- Aim of the task
Once you find a line containing the word "description" in the entries below, copy it.
START Exercise input
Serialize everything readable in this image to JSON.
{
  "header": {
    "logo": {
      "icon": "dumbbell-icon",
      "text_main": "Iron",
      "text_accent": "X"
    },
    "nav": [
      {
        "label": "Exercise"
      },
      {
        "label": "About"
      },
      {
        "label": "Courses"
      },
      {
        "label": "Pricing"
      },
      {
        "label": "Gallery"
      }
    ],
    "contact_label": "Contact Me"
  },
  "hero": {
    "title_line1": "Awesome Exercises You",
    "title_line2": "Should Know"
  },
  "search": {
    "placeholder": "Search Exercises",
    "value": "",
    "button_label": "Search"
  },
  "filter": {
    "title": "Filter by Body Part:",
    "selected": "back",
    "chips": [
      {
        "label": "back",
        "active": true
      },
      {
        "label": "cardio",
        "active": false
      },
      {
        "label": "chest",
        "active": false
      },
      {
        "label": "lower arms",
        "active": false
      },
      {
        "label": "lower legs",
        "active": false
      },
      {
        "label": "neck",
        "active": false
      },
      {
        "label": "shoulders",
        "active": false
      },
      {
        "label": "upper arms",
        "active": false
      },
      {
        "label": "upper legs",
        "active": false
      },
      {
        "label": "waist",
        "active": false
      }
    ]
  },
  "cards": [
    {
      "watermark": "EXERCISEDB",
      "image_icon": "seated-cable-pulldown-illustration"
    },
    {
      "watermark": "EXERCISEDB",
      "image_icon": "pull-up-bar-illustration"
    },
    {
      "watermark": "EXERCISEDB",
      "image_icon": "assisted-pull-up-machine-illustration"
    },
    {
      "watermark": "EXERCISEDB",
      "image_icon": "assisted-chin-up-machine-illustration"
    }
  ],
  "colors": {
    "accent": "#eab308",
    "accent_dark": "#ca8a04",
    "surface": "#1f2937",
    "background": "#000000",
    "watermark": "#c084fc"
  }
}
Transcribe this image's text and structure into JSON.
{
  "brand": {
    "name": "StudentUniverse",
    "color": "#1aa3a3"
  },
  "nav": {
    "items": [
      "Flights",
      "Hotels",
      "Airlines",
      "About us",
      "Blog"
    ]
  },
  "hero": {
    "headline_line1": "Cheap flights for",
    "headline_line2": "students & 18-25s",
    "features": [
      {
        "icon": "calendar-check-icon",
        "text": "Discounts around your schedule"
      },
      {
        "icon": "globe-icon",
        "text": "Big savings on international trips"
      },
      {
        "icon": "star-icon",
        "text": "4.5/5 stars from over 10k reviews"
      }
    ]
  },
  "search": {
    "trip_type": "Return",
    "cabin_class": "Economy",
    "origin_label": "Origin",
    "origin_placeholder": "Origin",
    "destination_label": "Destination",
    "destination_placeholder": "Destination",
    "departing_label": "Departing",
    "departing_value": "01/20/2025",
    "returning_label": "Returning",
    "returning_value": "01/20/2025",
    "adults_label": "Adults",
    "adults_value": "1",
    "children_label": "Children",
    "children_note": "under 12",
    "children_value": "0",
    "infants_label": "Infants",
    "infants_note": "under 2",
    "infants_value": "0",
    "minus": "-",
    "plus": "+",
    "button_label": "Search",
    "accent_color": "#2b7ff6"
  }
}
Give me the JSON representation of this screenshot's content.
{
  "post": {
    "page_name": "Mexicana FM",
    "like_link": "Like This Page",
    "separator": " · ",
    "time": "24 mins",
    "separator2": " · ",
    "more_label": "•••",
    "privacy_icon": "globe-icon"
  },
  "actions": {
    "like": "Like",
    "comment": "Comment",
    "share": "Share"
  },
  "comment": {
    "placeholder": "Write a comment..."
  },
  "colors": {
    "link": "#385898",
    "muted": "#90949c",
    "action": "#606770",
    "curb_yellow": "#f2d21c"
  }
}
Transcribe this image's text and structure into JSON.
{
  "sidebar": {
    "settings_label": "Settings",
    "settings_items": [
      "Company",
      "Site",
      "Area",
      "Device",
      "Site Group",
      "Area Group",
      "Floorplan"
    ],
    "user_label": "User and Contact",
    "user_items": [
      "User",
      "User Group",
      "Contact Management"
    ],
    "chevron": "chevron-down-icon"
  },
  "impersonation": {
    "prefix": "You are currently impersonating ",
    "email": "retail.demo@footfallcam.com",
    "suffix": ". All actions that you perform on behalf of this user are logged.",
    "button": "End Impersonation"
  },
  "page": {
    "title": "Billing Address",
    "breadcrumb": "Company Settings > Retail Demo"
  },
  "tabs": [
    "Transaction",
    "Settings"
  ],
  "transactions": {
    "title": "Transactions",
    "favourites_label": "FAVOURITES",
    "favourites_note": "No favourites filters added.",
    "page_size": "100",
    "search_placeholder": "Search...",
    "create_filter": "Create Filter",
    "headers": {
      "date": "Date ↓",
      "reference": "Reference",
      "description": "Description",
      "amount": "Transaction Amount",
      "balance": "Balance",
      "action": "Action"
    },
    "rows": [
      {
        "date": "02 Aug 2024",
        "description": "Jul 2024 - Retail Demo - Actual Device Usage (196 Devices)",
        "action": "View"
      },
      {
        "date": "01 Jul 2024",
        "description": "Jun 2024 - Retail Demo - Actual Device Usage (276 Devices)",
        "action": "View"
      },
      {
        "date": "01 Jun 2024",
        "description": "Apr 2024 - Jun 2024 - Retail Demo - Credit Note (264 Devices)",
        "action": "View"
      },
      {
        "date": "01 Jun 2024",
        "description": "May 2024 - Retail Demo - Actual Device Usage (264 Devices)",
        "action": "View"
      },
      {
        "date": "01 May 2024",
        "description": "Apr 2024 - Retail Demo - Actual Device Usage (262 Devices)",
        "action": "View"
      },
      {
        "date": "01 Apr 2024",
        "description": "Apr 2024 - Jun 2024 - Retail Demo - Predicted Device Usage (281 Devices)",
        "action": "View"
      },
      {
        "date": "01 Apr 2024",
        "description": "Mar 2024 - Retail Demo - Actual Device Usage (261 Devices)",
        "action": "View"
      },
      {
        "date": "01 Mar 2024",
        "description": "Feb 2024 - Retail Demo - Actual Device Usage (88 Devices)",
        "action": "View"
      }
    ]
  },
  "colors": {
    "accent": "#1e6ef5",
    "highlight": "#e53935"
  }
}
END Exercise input
- Solution to this exercise
      "description": "Description",
        "description": "Jul 2024 - Retail Demo - Actual Device Usage (196 Devices)",
        "description": "Jun 2024 - Retail Demo - Actual Device Usage (276 Devices)",
        "description": "Apr 2024 - Jun 2024 - Retail Demo - Credit Note (264 Devices)",
        "description": "May 2024 - Retail Demo - Actual Device Usage (264 Devices)",
        "description": "Apr 2024 - Retail Demo - Actual Device Usage (262 Devices)",
        "description": "Apr 2024 - Jun 2024 - Retail Demo - Predicted Device Usage (281 Devices)",
        "description": "Mar 2024 - Retail Demo - Actual Device Usage (261 Devices)",
        "description": "Feb 2024 - Retail Demo - Actual Device Usage (88 Devices)",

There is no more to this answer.